• **Work request**
Check the records below for the word "method" and state how many lines contain it, replying with the number only.

• **Excerpts from an interface dataset**
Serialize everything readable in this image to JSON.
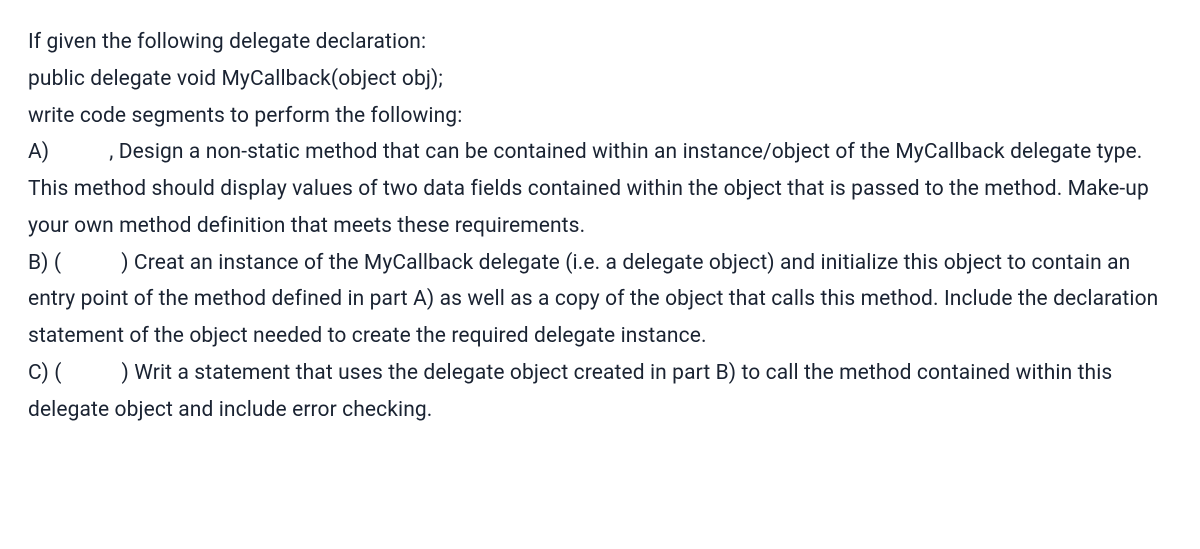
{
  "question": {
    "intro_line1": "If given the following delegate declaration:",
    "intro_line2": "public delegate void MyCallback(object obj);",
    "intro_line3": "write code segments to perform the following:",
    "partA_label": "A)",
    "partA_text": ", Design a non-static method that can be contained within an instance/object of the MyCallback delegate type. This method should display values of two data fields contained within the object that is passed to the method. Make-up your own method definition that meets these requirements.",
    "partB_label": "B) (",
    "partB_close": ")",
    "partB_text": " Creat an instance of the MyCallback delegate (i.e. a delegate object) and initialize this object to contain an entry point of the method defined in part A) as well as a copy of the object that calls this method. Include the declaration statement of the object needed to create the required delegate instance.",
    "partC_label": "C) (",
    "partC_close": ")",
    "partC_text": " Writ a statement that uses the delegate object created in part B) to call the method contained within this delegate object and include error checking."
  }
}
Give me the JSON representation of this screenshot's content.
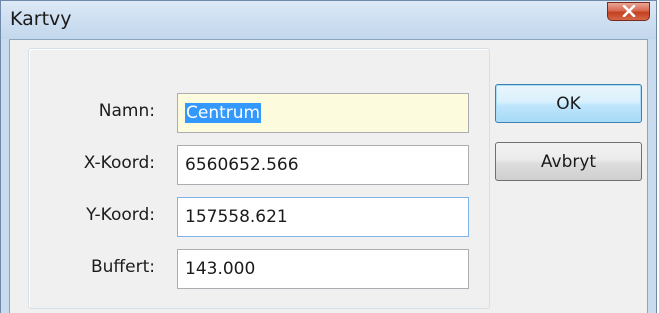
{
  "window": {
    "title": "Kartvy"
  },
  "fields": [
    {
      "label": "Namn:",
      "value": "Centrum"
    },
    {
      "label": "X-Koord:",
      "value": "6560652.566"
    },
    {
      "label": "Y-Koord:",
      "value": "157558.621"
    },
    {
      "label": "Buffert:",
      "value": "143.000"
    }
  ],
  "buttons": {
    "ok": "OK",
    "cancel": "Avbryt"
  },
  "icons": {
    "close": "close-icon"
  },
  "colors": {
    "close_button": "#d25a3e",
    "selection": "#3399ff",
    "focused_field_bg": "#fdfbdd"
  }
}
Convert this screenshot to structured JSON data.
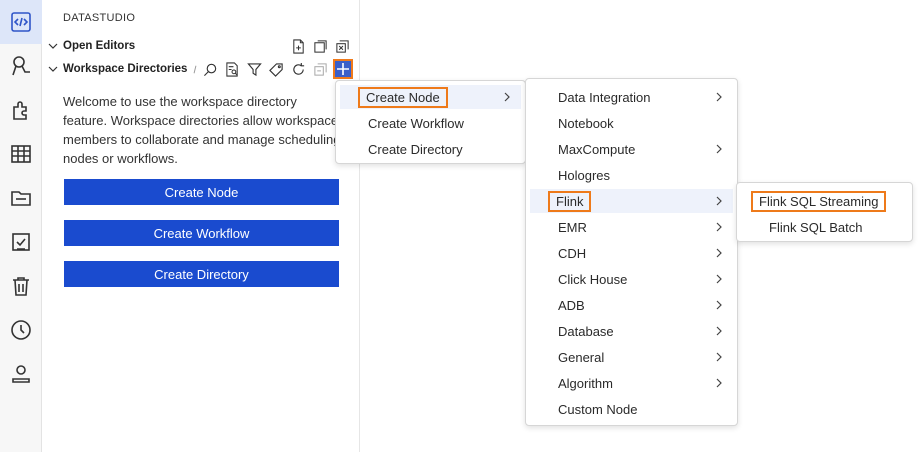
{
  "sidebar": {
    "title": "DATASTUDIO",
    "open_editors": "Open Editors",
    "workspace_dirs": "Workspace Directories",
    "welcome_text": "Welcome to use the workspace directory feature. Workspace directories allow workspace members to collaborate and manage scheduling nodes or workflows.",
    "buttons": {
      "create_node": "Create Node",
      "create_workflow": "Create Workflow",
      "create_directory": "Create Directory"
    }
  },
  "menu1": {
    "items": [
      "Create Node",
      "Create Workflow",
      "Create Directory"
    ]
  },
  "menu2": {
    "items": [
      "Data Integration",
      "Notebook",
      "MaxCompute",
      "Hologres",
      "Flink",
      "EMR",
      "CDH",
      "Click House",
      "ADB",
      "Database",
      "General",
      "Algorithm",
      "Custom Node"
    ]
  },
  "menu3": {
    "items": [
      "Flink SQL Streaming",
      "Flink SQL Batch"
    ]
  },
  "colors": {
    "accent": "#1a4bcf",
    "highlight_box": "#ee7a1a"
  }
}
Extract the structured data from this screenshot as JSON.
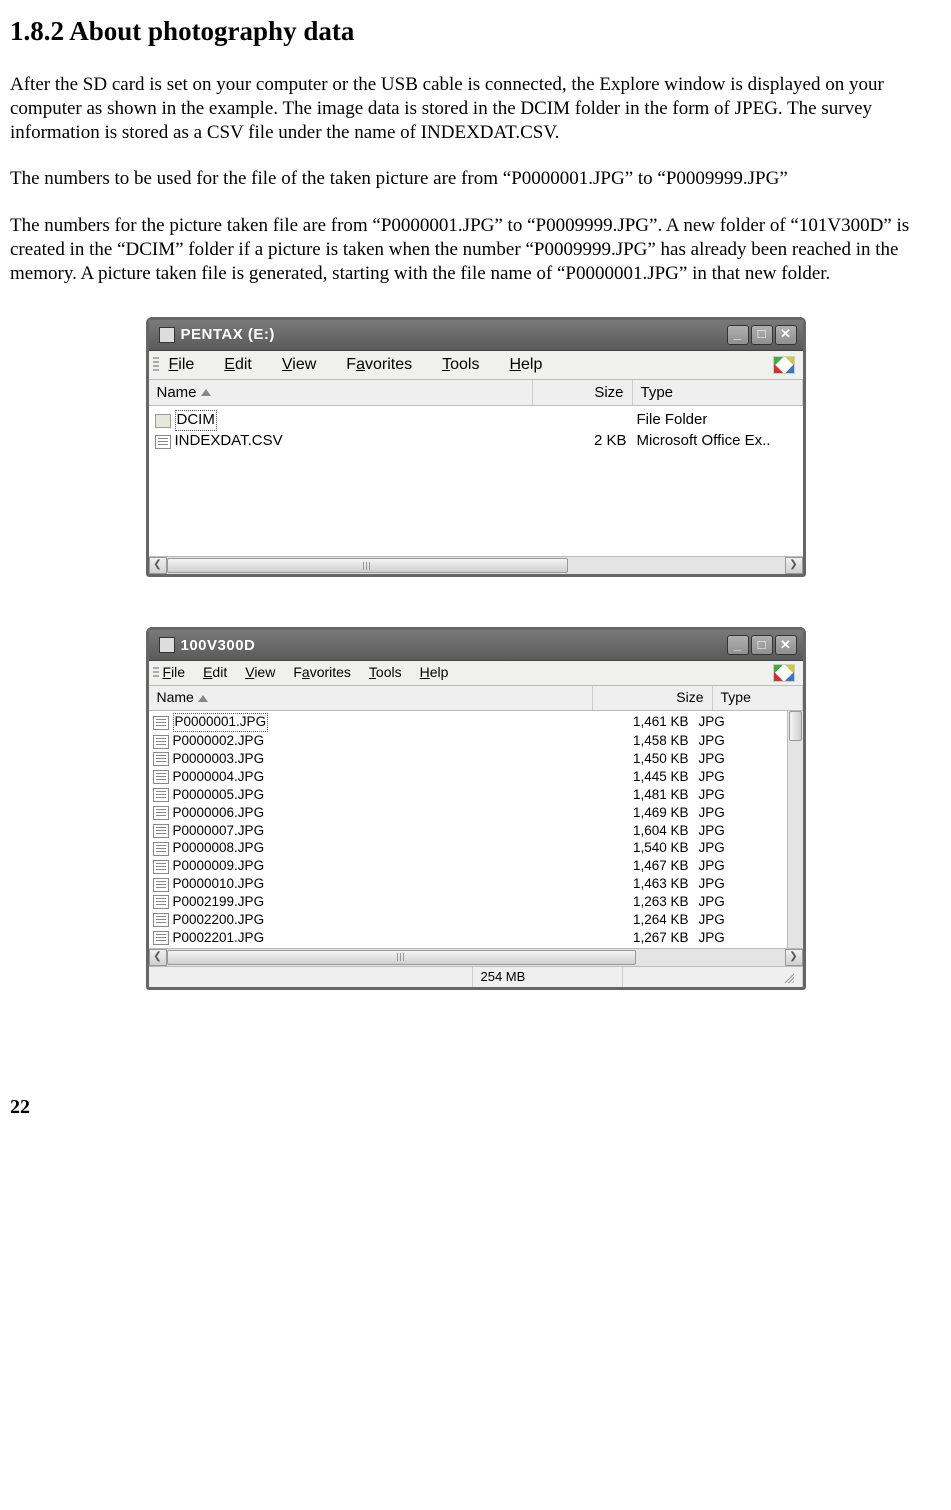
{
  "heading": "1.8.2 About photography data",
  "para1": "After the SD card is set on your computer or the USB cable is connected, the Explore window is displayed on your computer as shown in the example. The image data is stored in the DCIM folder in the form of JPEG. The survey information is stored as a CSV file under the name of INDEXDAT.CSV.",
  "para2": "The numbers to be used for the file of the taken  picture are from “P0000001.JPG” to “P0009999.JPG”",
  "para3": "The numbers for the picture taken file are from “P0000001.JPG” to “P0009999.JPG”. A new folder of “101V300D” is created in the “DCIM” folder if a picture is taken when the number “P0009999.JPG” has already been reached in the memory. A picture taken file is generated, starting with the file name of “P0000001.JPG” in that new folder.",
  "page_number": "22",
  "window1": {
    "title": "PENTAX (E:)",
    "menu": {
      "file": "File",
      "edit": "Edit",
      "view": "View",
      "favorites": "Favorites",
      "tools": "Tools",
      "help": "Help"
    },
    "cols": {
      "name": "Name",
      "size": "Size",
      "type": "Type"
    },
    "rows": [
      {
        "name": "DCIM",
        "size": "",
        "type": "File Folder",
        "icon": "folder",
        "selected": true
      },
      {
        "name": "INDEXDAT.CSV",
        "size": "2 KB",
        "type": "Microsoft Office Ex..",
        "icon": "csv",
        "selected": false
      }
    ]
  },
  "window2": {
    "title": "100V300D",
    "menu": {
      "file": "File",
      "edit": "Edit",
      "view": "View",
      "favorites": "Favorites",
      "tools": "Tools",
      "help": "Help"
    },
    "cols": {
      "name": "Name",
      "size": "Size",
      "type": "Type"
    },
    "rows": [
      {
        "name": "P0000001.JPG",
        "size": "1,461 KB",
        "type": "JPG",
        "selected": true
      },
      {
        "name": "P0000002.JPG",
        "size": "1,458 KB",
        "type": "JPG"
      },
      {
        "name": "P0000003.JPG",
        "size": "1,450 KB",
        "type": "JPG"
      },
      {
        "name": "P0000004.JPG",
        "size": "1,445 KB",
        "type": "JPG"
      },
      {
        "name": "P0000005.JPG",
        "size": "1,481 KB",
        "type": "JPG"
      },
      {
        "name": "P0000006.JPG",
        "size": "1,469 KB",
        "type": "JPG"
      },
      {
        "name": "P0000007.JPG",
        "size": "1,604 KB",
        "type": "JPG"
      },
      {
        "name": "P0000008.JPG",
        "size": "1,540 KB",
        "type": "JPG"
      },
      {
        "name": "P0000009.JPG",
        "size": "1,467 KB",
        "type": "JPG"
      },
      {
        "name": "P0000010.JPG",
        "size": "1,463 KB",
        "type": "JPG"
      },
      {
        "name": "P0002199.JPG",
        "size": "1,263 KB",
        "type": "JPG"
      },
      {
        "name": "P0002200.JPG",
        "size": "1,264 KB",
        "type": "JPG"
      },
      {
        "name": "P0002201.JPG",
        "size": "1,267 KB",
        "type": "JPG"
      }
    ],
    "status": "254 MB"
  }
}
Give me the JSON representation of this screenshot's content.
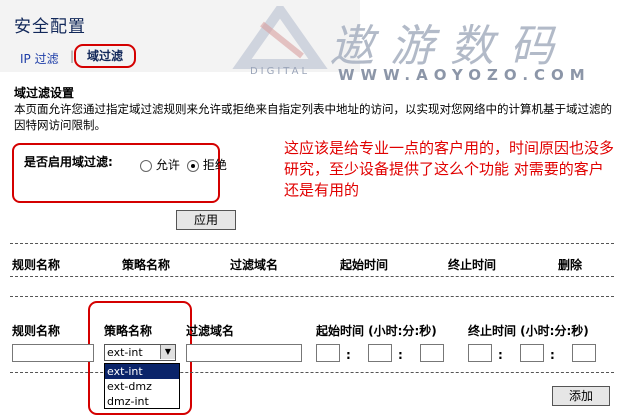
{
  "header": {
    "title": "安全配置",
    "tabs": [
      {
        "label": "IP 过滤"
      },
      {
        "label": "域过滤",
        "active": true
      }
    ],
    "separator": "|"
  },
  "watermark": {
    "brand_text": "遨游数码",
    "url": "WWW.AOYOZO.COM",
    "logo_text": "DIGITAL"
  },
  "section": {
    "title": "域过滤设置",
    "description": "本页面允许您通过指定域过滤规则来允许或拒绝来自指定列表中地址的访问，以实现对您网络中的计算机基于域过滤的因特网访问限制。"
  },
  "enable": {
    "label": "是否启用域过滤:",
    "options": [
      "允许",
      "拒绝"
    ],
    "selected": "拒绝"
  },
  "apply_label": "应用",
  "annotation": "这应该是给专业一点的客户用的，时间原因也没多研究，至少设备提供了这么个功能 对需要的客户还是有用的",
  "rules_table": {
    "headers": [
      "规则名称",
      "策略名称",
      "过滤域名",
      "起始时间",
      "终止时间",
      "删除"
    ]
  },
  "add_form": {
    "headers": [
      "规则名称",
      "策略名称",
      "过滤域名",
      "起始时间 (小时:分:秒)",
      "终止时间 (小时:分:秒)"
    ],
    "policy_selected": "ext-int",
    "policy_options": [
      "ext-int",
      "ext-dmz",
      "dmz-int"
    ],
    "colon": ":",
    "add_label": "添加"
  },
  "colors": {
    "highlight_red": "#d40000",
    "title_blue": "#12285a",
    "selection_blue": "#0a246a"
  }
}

• **Solution below**
3